**RECORDS TO USE:**
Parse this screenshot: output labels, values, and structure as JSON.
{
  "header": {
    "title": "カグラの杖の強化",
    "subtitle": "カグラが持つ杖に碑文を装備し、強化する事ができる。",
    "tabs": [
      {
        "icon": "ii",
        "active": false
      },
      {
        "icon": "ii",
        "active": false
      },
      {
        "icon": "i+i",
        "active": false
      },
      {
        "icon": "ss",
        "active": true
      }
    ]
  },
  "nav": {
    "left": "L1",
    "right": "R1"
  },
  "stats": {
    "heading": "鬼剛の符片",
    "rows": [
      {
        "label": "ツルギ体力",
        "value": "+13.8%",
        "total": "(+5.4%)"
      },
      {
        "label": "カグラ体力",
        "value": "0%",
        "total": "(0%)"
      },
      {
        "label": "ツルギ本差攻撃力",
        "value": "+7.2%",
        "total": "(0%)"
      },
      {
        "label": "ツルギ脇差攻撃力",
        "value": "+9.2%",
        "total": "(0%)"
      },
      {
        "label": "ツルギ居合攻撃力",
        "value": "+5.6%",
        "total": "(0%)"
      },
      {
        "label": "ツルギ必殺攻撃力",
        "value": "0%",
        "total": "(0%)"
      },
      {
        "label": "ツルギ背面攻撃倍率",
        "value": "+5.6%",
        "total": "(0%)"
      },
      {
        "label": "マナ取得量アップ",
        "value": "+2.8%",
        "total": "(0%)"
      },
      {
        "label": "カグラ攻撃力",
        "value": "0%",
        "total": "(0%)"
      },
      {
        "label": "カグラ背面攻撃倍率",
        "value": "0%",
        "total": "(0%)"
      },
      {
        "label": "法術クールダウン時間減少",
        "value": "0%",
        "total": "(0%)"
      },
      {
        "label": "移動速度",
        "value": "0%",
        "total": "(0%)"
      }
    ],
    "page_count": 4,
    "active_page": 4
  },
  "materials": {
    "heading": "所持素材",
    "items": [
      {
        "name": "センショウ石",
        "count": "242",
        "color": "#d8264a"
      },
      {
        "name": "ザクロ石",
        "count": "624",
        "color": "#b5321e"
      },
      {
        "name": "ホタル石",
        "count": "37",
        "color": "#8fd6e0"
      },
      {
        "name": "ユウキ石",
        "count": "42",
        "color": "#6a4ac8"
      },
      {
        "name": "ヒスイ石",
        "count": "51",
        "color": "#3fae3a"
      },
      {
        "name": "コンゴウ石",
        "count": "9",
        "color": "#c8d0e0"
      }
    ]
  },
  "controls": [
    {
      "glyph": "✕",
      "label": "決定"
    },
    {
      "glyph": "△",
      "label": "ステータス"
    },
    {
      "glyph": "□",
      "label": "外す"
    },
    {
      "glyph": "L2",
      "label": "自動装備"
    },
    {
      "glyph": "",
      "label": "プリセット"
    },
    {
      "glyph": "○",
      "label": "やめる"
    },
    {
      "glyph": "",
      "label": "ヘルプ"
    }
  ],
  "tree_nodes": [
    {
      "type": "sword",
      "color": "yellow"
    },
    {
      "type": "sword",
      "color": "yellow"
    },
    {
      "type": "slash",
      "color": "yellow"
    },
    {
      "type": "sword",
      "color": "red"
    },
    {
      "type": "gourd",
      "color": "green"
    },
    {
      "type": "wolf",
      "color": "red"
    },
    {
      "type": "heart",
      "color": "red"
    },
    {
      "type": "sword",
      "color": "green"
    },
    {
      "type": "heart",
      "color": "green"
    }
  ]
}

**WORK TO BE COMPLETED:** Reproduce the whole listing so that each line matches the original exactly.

**ANSWER TO THIS EXERCISE:**
Parse this screenshot: output labels, values, and structure as JSON.
{
  "header": {
    "title": "カグラの杖の強化",
    "subtitle": "カグラが持つ杖に碑文を装備し、強化する事ができる。",
    "tabs": [
      {
        "icon": "ii",
        "active": false
      },
      {
        "icon": "ii",
        "active": false
      },
      {
        "icon": "i+i",
        "active": false
      },
      {
        "icon": "ss",
        "active": true
      }
    ]
  },
  "nav": {
    "left": "L1",
    "right": "R1"
  },
  "stats": {
    "heading": "鬼剛の符片",
    "rows": [
      {
        "label": "ツルギ体力",
        "value": "+13.8%",
        "total": "(+5.4%)"
      },
      {
        "label": "カグラ体力",
        "value": "0%",
        "total": "(0%)"
      },
      {
        "label": "ツルギ本差攻撃力",
        "value": "+7.2%",
        "total": "(0%)"
      },
      {
        "label": "ツルギ脇差攻撃力",
        "value": "+9.2%",
        "total": "(0%)"
      },
      {
        "label": "ツルギ居合攻撃力",
        "value": "+5.6%",
        "total": "(0%)"
      },
      {
        "label": "ツルギ必殺攻撃力",
        "value": "0%",
        "total": "(0%)"
      },
      {
        "label": "ツルギ背面攻撃倍率",
        "value": "+5.6%",
        "total": "(0%)"
      },
      {
        "label": "マナ取得量アップ",
        "value": "+2.8%",
        "total": "(0%)"
      },
      {
        "label": "カグラ攻撃力",
        "value": "0%",
        "total": "(0%)"
      },
      {
        "label": "カグラ背面攻撃倍率",
        "value": "0%",
        "total": "(0%)"
      },
      {
        "label": "法術クールダウン時間減少",
        "value": "0%",
        "total": "(0%)"
      },
      {
        "label": "移動速度",
        "value": "0%",
        "total": "(0%)"
      }
    ],
    "page_count": 4,
    "active_page": 4
  },
  "materials": {
    "heading": "所持素材",
    "items": [
      {
        "name": "センショウ石",
        "count": "242",
        "color": "#d8264a"
      },
      {
        "name": "ザクロ石",
        "count": "624",
        "color": "#b5321e"
      },
      {
        "name": "ホタル石",
        "count": "37",
        "color": "#8fd6e0"
      },
      {
        "name": "ユウキ石",
        "count": "42",
        "color": "#6a4ac8"
      },
      {
        "name": "ヒスイ石",
        "count": "51",
        "color": "#3fae3a"
      },
      {
        "name": "コンゴウ石",
        "count": "9",
        "color": "#c8d0e0"
      }
    ]
  },
  "controls": [
    {
      "glyph": "✕",
      "label": "決定"
    },
    {
      "glyph": "△",
      "label": "ステータス"
    },
    {
      "glyph": "□",
      "label": "外す"
    },
    {
      "glyph": "L2",
      "label": "自動装備"
    },
    {
      "glyph": "",
      "label": "プリセット"
    },
    {
      "glyph": "○",
      "label": "やめる"
    },
    {
      "glyph": "",
      "label": "ヘルプ"
    }
  ],
  "tree_nodes": [
    {
      "type": "sword",
      "color": "yellow"
    },
    {
      "type": "sword",
      "color": "yellow"
    },
    {
      "type": "slash",
      "color": "yellow"
    },
    {
      "type": "sword",
      "color": "red"
    },
    {
      "type": "gourd",
      "color": "green"
    },
    {
      "type": "wolf",
      "color": "red"
    },
    {
      "type": "heart",
      "color": "red"
    },
    {
      "type": "sword",
      "color": "green"
    },
    {
      "type": "heart",
      "color": "green"
    }
  ]
}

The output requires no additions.